Criminal Fiction: the sounds of violence

Every month, Daneet Steffens uncovers the latest goings on in mystery, suspense, and crime fiction. See previous columns on the Criminal Fiction archive page

Reading around: new titles on the crime fiction scene

There’s something incredibly pleasurable about walking streets of Venice with Commissario Guido Brunetti as he ponders the good and the bad in people — and savors his any-time-of-day coffees — with a lovely, wry, and gentle humor. With nearly 30 Brunetti mysteries under her belt, Donna Leon is an old hand at skillfully blending the police procedural with the personal lives and interactions of her detective, his friends, family and colleagues: in The Temptation of Forgiveness (Grove), this blend is particularly seamless as a familial acquaintance of Brunetti’s drops by the station to share her concern that her son is buying drugs at school. Before you can say “coincidence much?”, a man is found in the street, unconscious, who turns out to be her husband and the boy’s father. The game, as they say, is very much afoot.

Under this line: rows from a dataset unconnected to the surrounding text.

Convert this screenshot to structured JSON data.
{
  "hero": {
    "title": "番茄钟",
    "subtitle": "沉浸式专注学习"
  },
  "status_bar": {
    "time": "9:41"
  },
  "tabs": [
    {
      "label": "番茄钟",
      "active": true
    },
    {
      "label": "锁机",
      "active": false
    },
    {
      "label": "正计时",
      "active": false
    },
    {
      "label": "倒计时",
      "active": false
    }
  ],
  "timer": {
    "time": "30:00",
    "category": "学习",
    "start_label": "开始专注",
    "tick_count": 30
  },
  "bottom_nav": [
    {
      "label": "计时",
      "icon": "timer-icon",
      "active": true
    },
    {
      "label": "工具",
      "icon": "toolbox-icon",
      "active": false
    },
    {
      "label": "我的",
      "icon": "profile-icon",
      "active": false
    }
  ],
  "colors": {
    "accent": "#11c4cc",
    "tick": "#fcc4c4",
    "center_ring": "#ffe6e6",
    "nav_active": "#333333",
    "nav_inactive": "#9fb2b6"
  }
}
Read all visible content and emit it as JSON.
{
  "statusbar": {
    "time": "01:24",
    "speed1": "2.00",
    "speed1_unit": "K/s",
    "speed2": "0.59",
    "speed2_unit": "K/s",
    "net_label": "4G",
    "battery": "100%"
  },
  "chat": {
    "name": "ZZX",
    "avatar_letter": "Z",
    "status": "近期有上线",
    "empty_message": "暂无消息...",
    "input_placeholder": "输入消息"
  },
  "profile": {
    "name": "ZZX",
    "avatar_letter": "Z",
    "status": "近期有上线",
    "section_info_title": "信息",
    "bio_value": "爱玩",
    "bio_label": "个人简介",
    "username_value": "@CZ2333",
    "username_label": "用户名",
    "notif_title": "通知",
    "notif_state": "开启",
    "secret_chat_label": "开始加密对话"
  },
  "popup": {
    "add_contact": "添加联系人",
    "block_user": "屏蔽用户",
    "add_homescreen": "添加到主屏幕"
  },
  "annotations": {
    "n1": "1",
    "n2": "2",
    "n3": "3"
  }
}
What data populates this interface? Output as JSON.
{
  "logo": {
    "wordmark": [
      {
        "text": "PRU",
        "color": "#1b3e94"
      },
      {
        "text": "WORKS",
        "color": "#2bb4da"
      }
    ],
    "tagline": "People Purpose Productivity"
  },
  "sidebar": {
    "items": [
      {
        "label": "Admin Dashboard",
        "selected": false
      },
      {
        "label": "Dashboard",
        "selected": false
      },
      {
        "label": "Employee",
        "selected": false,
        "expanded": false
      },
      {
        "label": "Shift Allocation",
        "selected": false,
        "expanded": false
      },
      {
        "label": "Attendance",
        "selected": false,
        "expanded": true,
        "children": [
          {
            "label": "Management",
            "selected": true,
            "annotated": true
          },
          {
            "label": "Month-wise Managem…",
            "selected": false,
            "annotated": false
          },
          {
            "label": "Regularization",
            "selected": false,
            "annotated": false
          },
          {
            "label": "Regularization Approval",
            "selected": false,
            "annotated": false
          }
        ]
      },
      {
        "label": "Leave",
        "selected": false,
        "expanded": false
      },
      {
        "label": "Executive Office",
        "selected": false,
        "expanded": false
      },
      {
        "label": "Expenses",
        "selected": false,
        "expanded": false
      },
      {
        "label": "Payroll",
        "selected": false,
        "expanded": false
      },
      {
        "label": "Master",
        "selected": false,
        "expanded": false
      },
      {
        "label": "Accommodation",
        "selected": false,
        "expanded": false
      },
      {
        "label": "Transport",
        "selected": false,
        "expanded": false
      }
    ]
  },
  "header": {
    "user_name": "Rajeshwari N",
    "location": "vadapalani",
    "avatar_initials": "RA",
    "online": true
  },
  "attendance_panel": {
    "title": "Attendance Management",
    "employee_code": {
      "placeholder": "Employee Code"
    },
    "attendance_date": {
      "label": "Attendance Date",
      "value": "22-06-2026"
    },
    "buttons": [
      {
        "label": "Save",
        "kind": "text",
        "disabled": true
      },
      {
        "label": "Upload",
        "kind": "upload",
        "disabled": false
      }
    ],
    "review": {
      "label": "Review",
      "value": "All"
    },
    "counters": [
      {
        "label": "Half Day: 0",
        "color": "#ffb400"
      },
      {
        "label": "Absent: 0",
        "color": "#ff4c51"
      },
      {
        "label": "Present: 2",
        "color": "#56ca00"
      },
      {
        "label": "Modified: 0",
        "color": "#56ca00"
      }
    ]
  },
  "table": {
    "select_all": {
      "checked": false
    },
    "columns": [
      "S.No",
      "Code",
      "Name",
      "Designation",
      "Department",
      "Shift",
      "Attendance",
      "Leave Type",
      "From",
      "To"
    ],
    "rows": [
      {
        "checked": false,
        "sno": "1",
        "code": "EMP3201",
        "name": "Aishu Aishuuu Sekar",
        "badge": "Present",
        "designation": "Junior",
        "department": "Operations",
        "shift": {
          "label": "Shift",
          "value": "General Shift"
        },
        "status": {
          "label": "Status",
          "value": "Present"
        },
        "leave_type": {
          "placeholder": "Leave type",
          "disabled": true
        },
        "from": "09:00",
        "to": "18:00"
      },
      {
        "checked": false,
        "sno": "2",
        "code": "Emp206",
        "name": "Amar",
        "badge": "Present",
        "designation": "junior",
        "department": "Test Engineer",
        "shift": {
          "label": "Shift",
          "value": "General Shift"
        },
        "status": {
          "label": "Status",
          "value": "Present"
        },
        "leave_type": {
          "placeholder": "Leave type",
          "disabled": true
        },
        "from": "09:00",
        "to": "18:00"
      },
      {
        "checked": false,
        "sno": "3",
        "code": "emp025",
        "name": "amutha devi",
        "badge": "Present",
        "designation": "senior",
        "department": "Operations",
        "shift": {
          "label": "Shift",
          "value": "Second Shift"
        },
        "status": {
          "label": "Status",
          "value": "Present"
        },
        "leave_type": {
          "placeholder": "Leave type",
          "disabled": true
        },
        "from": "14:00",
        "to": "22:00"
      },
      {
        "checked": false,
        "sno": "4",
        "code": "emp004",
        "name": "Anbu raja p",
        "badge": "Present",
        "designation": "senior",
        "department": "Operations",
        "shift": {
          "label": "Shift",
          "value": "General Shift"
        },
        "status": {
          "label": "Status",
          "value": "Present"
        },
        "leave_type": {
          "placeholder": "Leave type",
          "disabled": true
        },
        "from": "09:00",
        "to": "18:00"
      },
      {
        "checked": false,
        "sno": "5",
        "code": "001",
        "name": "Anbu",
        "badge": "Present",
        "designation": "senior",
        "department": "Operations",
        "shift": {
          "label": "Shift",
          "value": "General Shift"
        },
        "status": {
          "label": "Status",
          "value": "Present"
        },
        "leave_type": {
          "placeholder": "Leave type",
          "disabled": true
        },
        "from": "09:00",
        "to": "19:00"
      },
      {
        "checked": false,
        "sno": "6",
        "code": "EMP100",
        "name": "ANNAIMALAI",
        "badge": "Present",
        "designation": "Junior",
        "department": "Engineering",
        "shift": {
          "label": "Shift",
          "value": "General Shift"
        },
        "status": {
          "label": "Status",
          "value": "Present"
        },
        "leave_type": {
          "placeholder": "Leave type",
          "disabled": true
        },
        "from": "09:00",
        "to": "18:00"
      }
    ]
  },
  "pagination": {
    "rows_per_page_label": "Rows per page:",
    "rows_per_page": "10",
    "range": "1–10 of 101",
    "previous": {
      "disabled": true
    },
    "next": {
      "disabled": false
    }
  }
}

Tangerine by Christine Mangan is the kind of novel that the phrase “deeply atmospheric thriller” was made for. This assured and impressive debut, set partly in 1956 Tangier, partly in collegiate Vermont a few years earlier, tracks the arc of a friendship between two young women, Alice Shipley and Lucy Mason. They meet as college housemates and develop a friendship that’s both amiable and fraught with an underlying intensity; the ensuing tangle of emotions when Alice embarks on a relationship with a young man inevitably has a disrupting effect. But then, so does Lucy’s unexpected appearance in Morocco a year later, where Alice is living with her louche and ne’er-do-well husband. The dust, spices, souks and cafes of Tangier offer a tempting backdrop to a story that remains urgently compelling beyond its final page.

BBC America’s Killing Eve, currently getting terrific play, is based on Codename Villanelle by Luke Jennings (Mulholland), an espionage thriller that features two indomitable women. Villanelle is a sociopath and highly-trained assassin with an appropriately bleak backstory; Eve Polastri is an MI5 operative, blindsided by one of Villanelle’s high-profile murders, who vows to track the killer down. You can see in this initial book of a series how a TV version would fire imaginations: two smart, powerful women, playing a game of cat-and-mouse, and, in the case of Villanelle, with no expenses spared: her designer-name, haute-Parisian life-style is made for visual translation, as are the searingly brutal action scenes.

Peter Swanson finesses his increasingly dark characters in All the Beautiful Lies (William Morrow). His fourth thriller features femme fatales a-plenty, as new college graduate Harry Ackerson discovers that his father has died suddenly and a bit mysteriously. The father owned two used bookstores and loved crime fiction, and there are some wonderful literary references – including Agatha Christie, natch – as well as an fun embedded nod to a contemporary crime novelist. All this and distinct, provocative shades of Lolita, to boot.

The Quintessential Interview: Laura Lippman

Lippman’s latest novel, Sunburn, is rightfully garnering accolades from fellow authors and readers alike. Inspired partly by the James M. Cain classics The Postman Always Rings Twice, Double Indemnity and Mildred Pierce, Sunburn radiates a sensationally cool noir vibe all its own, shimmering with a relentless undercurrent of danger, violence, sex, and heartbreak. The author of more than 20 novels, including a killer series featuring Baltimore PI Tess Monaghan, Lippman, originally from Baltimore, now divides her time between that city and New Orleans.

What or who are your top five writing inspirations?

The contract, the deadline, the deadline in the contract, the world, the idea currently uppermost in my mind.

Top five places to write?

Coffeehouses, dining room table, my own office, airplanes, hotel rooms. Yes, I prefer the dining room table to my office and I prefer planes to trains.

Top five favorite authors?

This question makes me feel like Paris, please don't make me answer it. I'm going to pick the wrong five and start a war.

Top five tunes to write to?

The sounds of silence and I don't mean Simon and Garfunkel's album. I can write amid great cacophony because I was a reporter, I can ignore music in coffeehouses, but I never choose to write to music.

Top five hometown spots?

Riverside Park, the Brass Elephant bar (circa 1992), Fort McHenry, Enoch Pratt Central Library (although it's currently under renovation) and Dickeyville, the beautiful neighborhood where I grew up.